▶ [Exercise description] Select, from the material below, each line with "授業支援システム" in it.

▶ [Records for this task]
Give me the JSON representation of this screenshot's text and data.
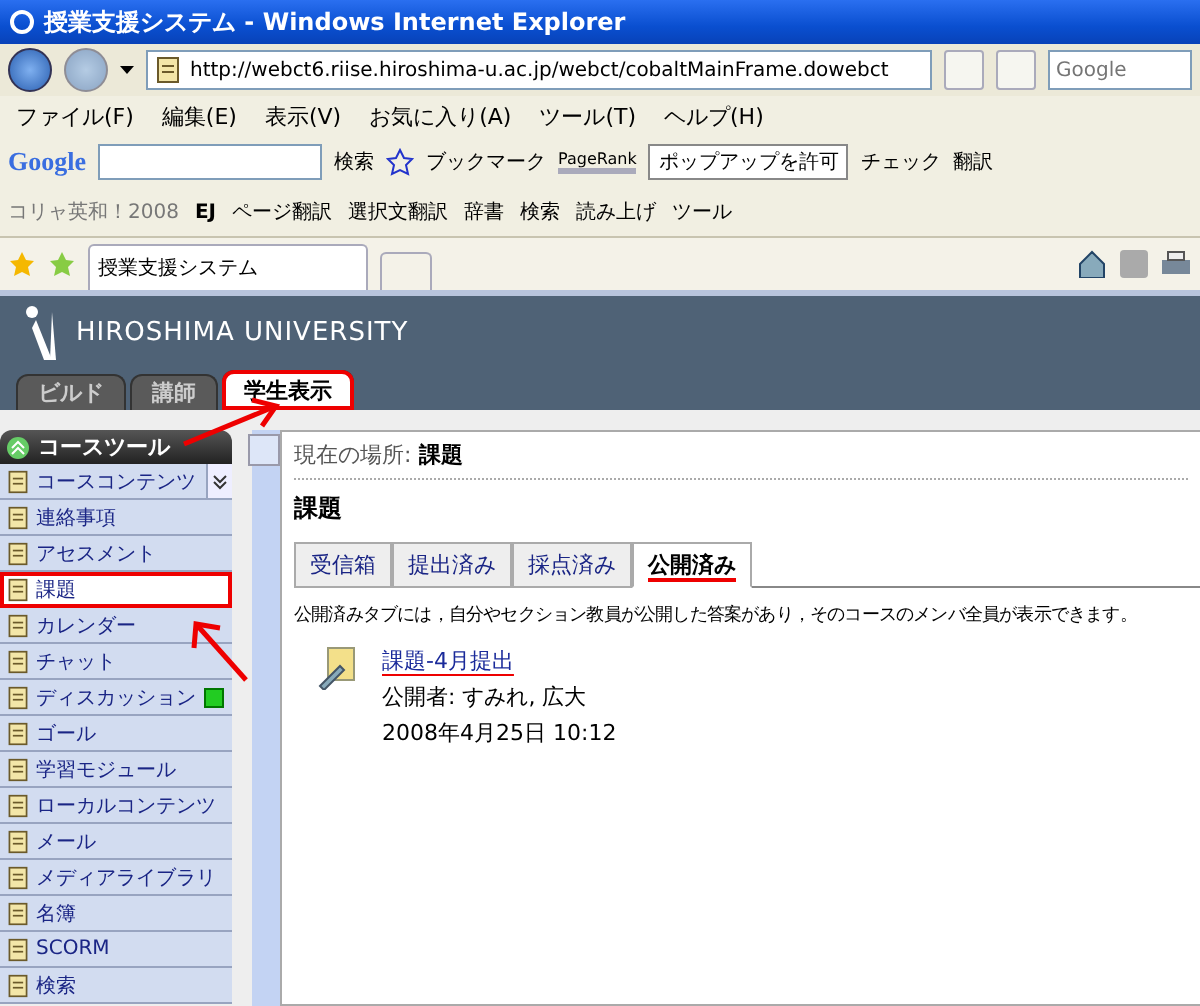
{
  "window": {
    "title": "授業支援システム - Windows Internet Explorer"
  },
  "address_bar": {
    "url": "http://webct6.riise.hiroshima-u.ac.jp/webct/cobaltMainFrame.dowebct",
    "search_placeholder": "Google"
  },
  "menu": [
    "ファイル(F)",
    "編集(E)",
    "表示(V)",
    "お気に入り(A)",
    "ツール(T)",
    "ヘルプ(H)"
  ],
  "google_toolbar": {
    "logo": "Google",
    "search_button": "検索",
    "bookmark": "ブックマーク",
    "pagerank": "PageRank",
    "popup_button": "ポップアップを許可",
    "check": "チェック",
    "translate": "翻訳"
  },
  "korya_toolbar": {
    "label": "コリャ英和！2008",
    "ej": "EJ",
    "buttons": [
      "ページ翻訳",
      "選択文翻訳",
      "辞書",
      "検索",
      "読み上げ",
      "ツール"
    ]
  },
  "browser_tab": {
    "title": "授業支援システム"
  },
  "header": {
    "university": "HIROSHIMA UNIVERSITY",
    "tabs": [
      {
        "label": "ビルド",
        "selected": false,
        "annotated": false
      },
      {
        "label": "講師",
        "selected": false,
        "annotated": false
      },
      {
        "label": "学生表示",
        "selected": true,
        "annotated": true
      }
    ]
  },
  "sidebar": {
    "title": "コースツール",
    "items": [
      {
        "label": "コースコンテンツ",
        "selected": false,
        "annotated": false,
        "badge": false,
        "expander": true
      },
      {
        "label": "連絡事項",
        "selected": false,
        "annotated": false,
        "badge": false,
        "expander": false
      },
      {
        "label": "アセスメント",
        "selected": false,
        "annotated": false,
        "badge": false,
        "expander": false
      },
      {
        "label": "課題",
        "selected": true,
        "annotated": true,
        "badge": false,
        "expander": false
      },
      {
        "label": "カレンダー",
        "selected": false,
        "annotated": false,
        "badge": false,
        "expander": false
      },
      {
        "label": "チャット",
        "selected": false,
        "annotated": false,
        "badge": false,
        "expander": false
      },
      {
        "label": "ディスカッション",
        "selected": false,
        "annotated": false,
        "badge": true,
        "expander": false
      },
      {
        "label": "ゴール",
        "selected": false,
        "annotated": false,
        "badge": false,
        "expander": false
      },
      {
        "label": "学習モジュール",
        "selected": false,
        "annotated": false,
        "badge": false,
        "expander": false
      },
      {
        "label": "ローカルコンテンツ",
        "selected": false,
        "annotated": false,
        "badge": false,
        "expander": false
      },
      {
        "label": "メール",
        "selected": false,
        "annotated": false,
        "badge": false,
        "expander": false
      },
      {
        "label": "メディアライブラリ",
        "selected": false,
        "annotated": false,
        "badge": false,
        "expander": false
      },
      {
        "label": "名簿",
        "selected": false,
        "annotated": false,
        "badge": false,
        "expander": false
      },
      {
        "label": "SCORM",
        "selected": false,
        "annotated": false,
        "badge": false,
        "expander": false
      },
      {
        "label": "検索",
        "selected": false,
        "annotated": false,
        "badge": false,
        "expander": false
      }
    ]
  },
  "content": {
    "breadcrumb_label": "現在の場所:",
    "breadcrumb": "課題",
    "title": "課題",
    "tabs": [
      {
        "label": "受信箱",
        "selected": false,
        "annotated": false
      },
      {
        "label": "提出済み",
        "selected": false,
        "annotated": false
      },
      {
        "label": "採点済み",
        "selected": false,
        "annotated": false
      },
      {
        "label": "公開済み",
        "selected": true,
        "annotated": true
      }
    ],
    "description": "公開済みタブには，自分やセクション教員が公開した答案があり，そのコースのメンバ全員が表示できます。",
    "entries": [
      {
        "title": "課題-4月提出",
        "annotated": true,
        "publisher": "公開者: すみれ, 広大",
        "date": "2008年4月25日 10:12"
      }
    ]
  }
}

▶ [Solution for this task]
    "title": "授業支援システム - Windows Internet Explorer"
    "title": "授業支援システム"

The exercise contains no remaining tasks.